16      BTK12B       1551    1918   0.001
17      BTK13A       1637    2016   0.001
18      BTK13B       1637    1998   0.001
19      BTK13C       1652    2016   0.001
20      BTK14A       1719    2016   0.001
21      BTK14B       1716    2016   0.001
22      BTK15A       1599    2016   0.001
23      BTK 17A      1758    2016   0.001
24      BTK 17B      1769    2016   0.001
25      BTK19B       1503    2016   0.001
26      BTK19A       1473    2016   0.001
27      BTK20A       1665    2016   0.001
28      BTK20B       1685    2016   0.001
29      BTK 33A      1765    2016   0.001
30      BTK 33B      1751    2016   0.001
31      BTK 34A      1653    2016   0.001
32      BTK 34B      1655    2016   0.001
rwl.stats(grow.rwl)
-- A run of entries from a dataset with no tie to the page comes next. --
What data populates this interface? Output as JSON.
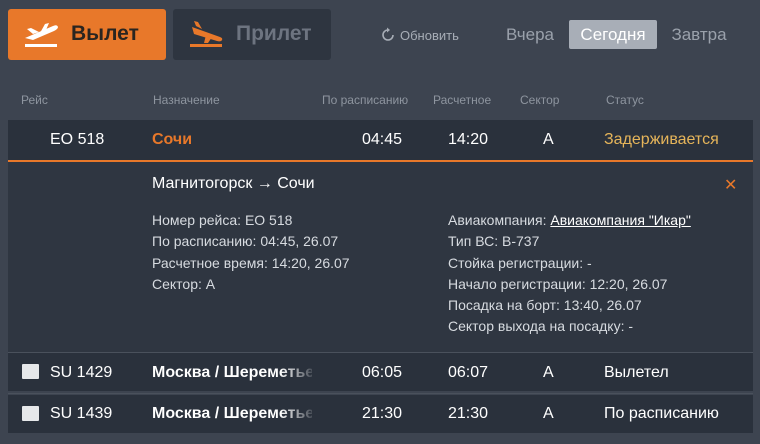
{
  "tabs": {
    "depart": "Вылет",
    "arrive": "Прилет"
  },
  "refresh": "Обновить",
  "days": {
    "yesterday": "Вчера",
    "today": "Сегодня",
    "tomorrow": "Завтра",
    "active": "today"
  },
  "columns": {
    "flight": "Рейс",
    "destination": "Назначение",
    "scheduled": "По расписанию",
    "estimated": "Расчетное",
    "sector": "Сектор",
    "status": "Статус"
  },
  "flights": [
    {
      "flight": "EO 518",
      "destination": "Сочи",
      "scheduled": "04:45",
      "estimated": "14:20",
      "sector": "A",
      "status": "Задерживается",
      "expanded": true,
      "details": {
        "route": "Магнитогорск → Сочи",
        "left": [
          "Номер рейса: EO 518",
          "По расписанию: 04:45, 26.07",
          "Расчетное время: 14:20, 26.07",
          "Сектор: A"
        ],
        "airline_label": "Авиакомпания:",
        "airline_link": "Авиакомпания \"Икар\"",
        "right": [
          "Тип ВС: B-737",
          "Стойка регистрации: -",
          "Начало регистрации: 12:20, 26.07",
          "Посадка на борт: 13:40, 26.07",
          "Сектор выхода на посадку: -"
        ]
      }
    },
    {
      "flight": "SU 1429",
      "destination": "Москва / Шереметьево",
      "scheduled": "06:05",
      "estimated": "06:07",
      "sector": "A",
      "status": "Вылетел"
    },
    {
      "flight": "SU 1439",
      "destination": "Москва / Шереметьево",
      "scheduled": "21:30",
      "estimated": "21:30",
      "sector": "A",
      "status": "По расписанию"
    }
  ],
  "colors": {
    "accent": "#e8782a",
    "background": "#3d4450",
    "row": "#2a313c",
    "status_delayed": "#e6b55a"
  },
  "icons": [
    "plane-takeoff-icon",
    "plane-landing-icon",
    "refresh-icon",
    "close-icon",
    "airline-logo-icon"
  ]
}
You can plot this information to view the time series and/or skeleton plot of a series. To see the time series, use the function seg.plot(x). To view the skeleton plot of an individual series, use skel.plot(x[#]) where # is the series/core you would like to view.

seg.plot(grow.rwl)

skel.plot(grow.rwl[1])

You can also examine the radii (mm) for each series, common time interval, and mean sensitivity of the rwl. While there isnโ€™t a direct function in dplR to calculate radii, you can use colSums() from base R to calculate the values. For the common interval and mean sensitivity you can use common.interval() and sens1() respectively.

colSums(grow.rwl, na.rm = TRUE, dims = 1)
 BTK05A  BTK05B   BTK6A   BTK6B  BTK06C  BTK07A  BTK07B  BTK08A   BTK8B 
125.448 130.678 236.437 288.138 160.378 147.127 141.698  35.854 226.280 
 BTK09B  BTK09C  BTK10C  BTK11A  BTK11B  BTK12A  BTK12B  BTK13A  BTK13B 
 56.100  68.566 128.930 232.076 248.110 110.557  90.246 222.705 168.850 
 BTK13C  BTK14A  BTK14B  BTK15A BTK 17A BTK 17B  BTK19B  BTK19A  BTK20A 
151.969 174.576 172.746 183.356 202.596 186.586 194.488 243.716 216.798 
 BTK20B BTK 33A BTK 33B BTK 34A BTK 34B 
221.785 250.081 281.806 225.388 221.292 
crn.common <- common.interval(grow.rwl, type=c("years"), make.plot=TRUE)

sens1(grow.rwl)
[1] 0.2660017

2.1 Crossdating

Using functions from dplR you can also obtain a COFECH-like output with the corr.rwl.seg() function. You can also examine an individual series with series.rwl.plot(). Please note that the options used in the examples below are specific to this project and might be different from your specific analysis.

corr.rwl.seg(rwl = grow.rwl, seg.length = 50, bin.floor = 100, n = NULL, prewhiten = TRUE, pcrit = 0.05, biweight = TRUE, method = c("spearman"), make.plot = TRUE, label.cex = 1, floor.plus1 = FALSE, master = NULL)